___ RECORD SET

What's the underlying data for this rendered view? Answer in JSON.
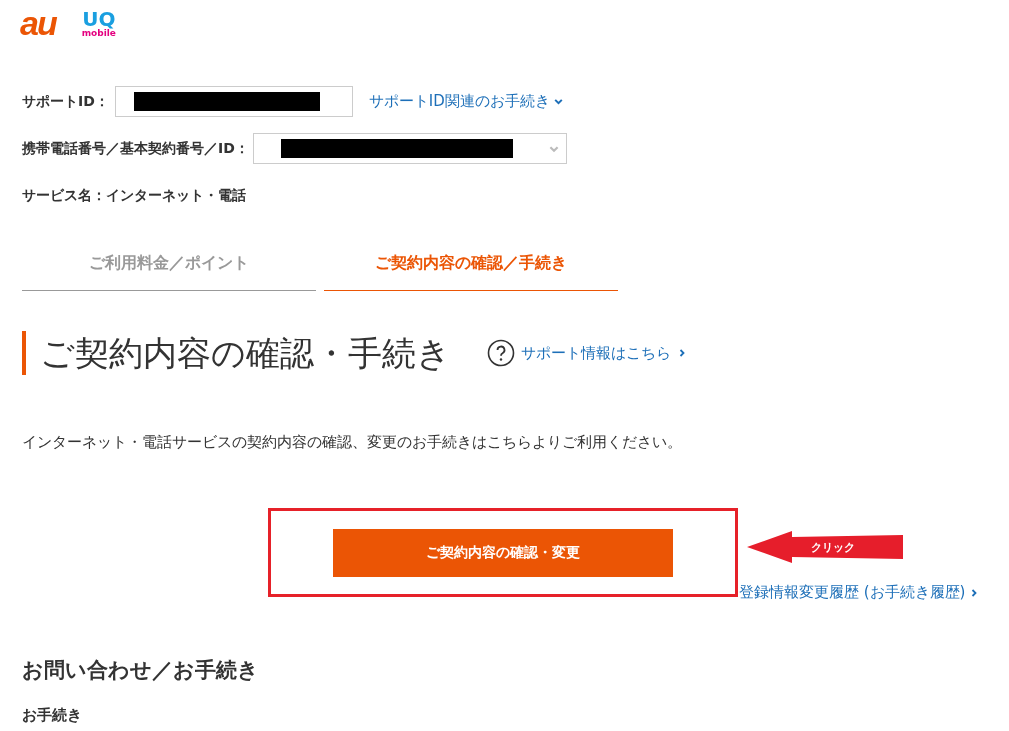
{
  "brand": {
    "au_logo": "au",
    "uq_logo": "UQ",
    "uq_subtitle": "mobile"
  },
  "account": {
    "support_id": {
      "label": "サポートID：",
      "redacted": true,
      "link": "サポートID関連のお手続き"
    },
    "number": {
      "label": "携帯電話番号／基本契約番号／ID：",
      "redacted": true
    },
    "service": "サービス名：インターネット・電話"
  },
  "tabs": [
    {
      "label": "ご利用料金／ポイント",
      "selected": false
    },
    {
      "label": "ご契約内容の確認／手続き",
      "selected": true
    }
  ],
  "page_title": "ご契約内容の確認・手続き",
  "help_link": "サポート情報はこちら",
  "description": "インターネット・電話サービスの契約内容の確認、変更のお手続きはこちらよりご利用ください。",
  "primary_button": "ご契約内容の確認・変更",
  "annotation": {
    "label": "クリック"
  },
  "history_link": "登録情報変更履歴 (お手続き履歴)",
  "section_title": "お問い合わせ／お手続き",
  "subsection_title": "お手続き"
}
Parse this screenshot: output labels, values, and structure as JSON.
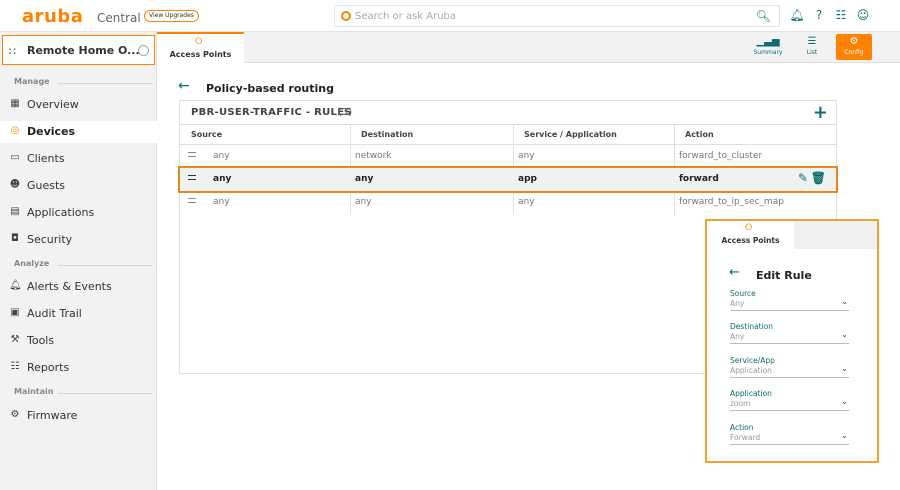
{
  "header": {
    "logo": "aruba",
    "logo_sub": "Central",
    "upgrade_label": "View Upgrades",
    "search_placeholder": "Search or ask Aruba"
  },
  "sidebar": {
    "site_name": "Remote Home O...",
    "sections": {
      "manage": "Manage",
      "analyze": "Analyze",
      "maintain": "Maintain"
    },
    "items": [
      {
        "label": "Overview",
        "icon": "grid-icon"
      },
      {
        "label": "Devices",
        "icon": "devices-icon",
        "active": true
      },
      {
        "label": "Clients",
        "icon": "clients-icon"
      },
      {
        "label": "Guests",
        "icon": "guests-icon"
      },
      {
        "label": "Applications",
        "icon": "applications-icon"
      },
      {
        "label": "Security",
        "icon": "security-icon"
      },
      {
        "label": "Alerts & Events",
        "icon": "bell-icon"
      },
      {
        "label": "Audit Trail",
        "icon": "audit-icon"
      },
      {
        "label": "Tools",
        "icon": "tools-icon"
      },
      {
        "label": "Reports",
        "icon": "reports-icon"
      },
      {
        "label": "Firmware",
        "icon": "firmware-icon"
      }
    ]
  },
  "context": {
    "tab_label": "Access Points",
    "views": {
      "summary": "Summary",
      "list": "List",
      "config": "Config"
    }
  },
  "main": {
    "title": "Policy-based routing",
    "panel_title": "PBR-USER-TRAFFIC - RULES",
    "panel_count": "(3)",
    "columns": [
      "Source",
      "Destination",
      "Service / Application",
      "Action"
    ],
    "rows": [
      {
        "source": "any",
        "destination": "network",
        "service": "any",
        "action": "forward_to_cluster"
      },
      {
        "source": "any",
        "destination": "any",
        "service": "app",
        "action": "forward"
      },
      {
        "source": "any",
        "destination": "any",
        "service": "any",
        "action": "forward_to_ip_sec_map"
      }
    ]
  },
  "edit_rule": {
    "tab_label": "Access Points",
    "title": "Edit Rule",
    "fields": [
      {
        "label": "Source",
        "value": "Any"
      },
      {
        "label": "Destination",
        "value": "Any"
      },
      {
        "label": "Service/App",
        "value": "Application"
      },
      {
        "label": "Application",
        "value": "zoom"
      },
      {
        "label": "Action",
        "value": "Forward"
      }
    ]
  },
  "colors": {
    "brand_orange": "#ff8300",
    "accent_teal": "#0c6e6e"
  }
}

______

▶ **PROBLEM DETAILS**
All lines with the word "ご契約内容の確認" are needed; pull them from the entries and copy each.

▶ **ANSWER TO THE PROBLEM**
      "label": "ご契約内容の確認／手続き",
  "page_title": "ご契約内容の確認・手続き",
  "primary_button": "ご契約内容の確認・変更",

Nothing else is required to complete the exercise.